Wednesday, July 13, 2011
This interview from yesterday shows another master stroke in the president's ongoing negotiations over raising the debt ceiling. Scott Pelley asks President Obama for reassurance that if the parties can't make a deal, people will still get their Social Security checks. Not only does the president refuse to provide that reassurance, he reminds us that it's not just Social Security checks. It's also veterans' checks, disability checks, in all about 70 million checks that are due to go out on August 3 that might not go out.
Whoa there! This is serious. It's all very well and good to talk about reducing government spending. Nobody likes government spending. We think of government spending as money that goes to support all those bureaucrats and wasteful programs that don't do anyone any good. We're not talking about money that goes out to actual Americans. Can't we cut spending enough to eliminate the deficit and still give everyone their Social Security check or their disability check or their Medicare reimbursement? The answer is no.

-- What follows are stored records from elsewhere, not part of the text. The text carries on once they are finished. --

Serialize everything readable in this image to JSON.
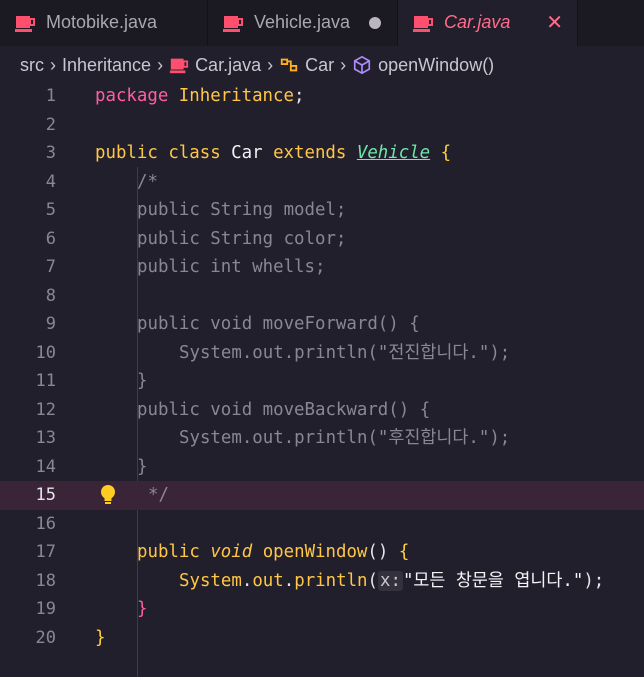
{
  "tabs": [
    {
      "label": "Motobike.java",
      "state": "normal"
    },
    {
      "label": "Vehicle.java",
      "state": "modified"
    },
    {
      "label": "Car.java",
      "state": "active"
    }
  ],
  "breadcrumb": {
    "items": [
      "src",
      "Inheritance",
      "Car.java",
      "Car",
      "openWindow()"
    ]
  },
  "editor": {
    "current_line": 15,
    "lines": [
      {
        "n": "1",
        "t": ""
      },
      {
        "n": "2",
        "t": ""
      },
      {
        "n": "3",
        "t": ""
      },
      {
        "n": "4",
        "t": "/*"
      },
      {
        "n": "5",
        "t": "public String model;"
      },
      {
        "n": "6",
        "t": "public String color;"
      },
      {
        "n": "7",
        "t": "public int whells;"
      },
      {
        "n": "8",
        "t": ""
      },
      {
        "n": "9",
        "t": "public void moveForward() {"
      },
      {
        "n": "10",
        "t": "System.out.println(\"전진합니다.\");"
      },
      {
        "n": "11",
        "t": "}"
      },
      {
        "n": "12",
        "t": "public void moveBackward() {"
      },
      {
        "n": "13",
        "t": "System.out.println(\"후진합니다.\");"
      },
      {
        "n": "14",
        "t": "}"
      },
      {
        "n": "15",
        "t": "*/"
      },
      {
        "n": "16",
        "t": ""
      },
      {
        "n": "17",
        "t": ""
      },
      {
        "n": "18",
        "t": ""
      },
      {
        "n": "19",
        "t": "}"
      },
      {
        "n": "20",
        "t": "}"
      }
    ],
    "tokens": {
      "package_kw": "package",
      "package_name": "Inheritance",
      "semicolon": ";",
      "public_kw": "public",
      "class_kw": "class",
      "class_name": "Car",
      "extends_kw": "extends",
      "super_name": "Vehicle",
      "open_brace": "{",
      "void_kw": "void",
      "method_name": "openWindow",
      "parens": "()",
      "system": "System",
      "out": "out",
      "println": "println",
      "hint": "x:",
      "message": "\"모든 창문을 엽니다.\"",
      "close_stmt": ");"
    }
  },
  "colors": {
    "background": "#221f2c",
    "tab_bar": "#1b1922",
    "active_tab_text": "#ff6b8b",
    "keyword": "#ff5ea0",
    "type_ref": "#6ee7a8",
    "function": "#ffc745",
    "comment": "#8a8794",
    "highlight_line": "#3a2437"
  },
  "icons": {
    "java_file": "coffee-cup-icon",
    "class": "class-symbol-icon",
    "method": "method-cube-icon",
    "modified": "unsaved-dot-icon",
    "close": "close-icon",
    "lightbulb": "lightbulb-icon"
  }
}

I have a modest proposal. Nobody should be allowed to talk about reducing government spending without specifying what spending they want to reduce. Government spending is not some kind of bogeyman that we can use to mean whatever it is that people are afraid of. Because the truth is that we don't agree on what kind of spending we think is bad. One person might think that Medicare spending is a waste, while another will defend Medicare to the death. One person thinks there is a lot of waste in the Pentagon, while another thinks we need to spend more to support our troops. If there were a rule that no politician were allowed to talk about reducing spending without telling us what spending he wants to reduce, we could have a lot more honest debate about the budget. President Obama is helping make the debate more honest by reminding us that government spending is actually something that all of us want, at least when it takes the form of a benefit that we receive.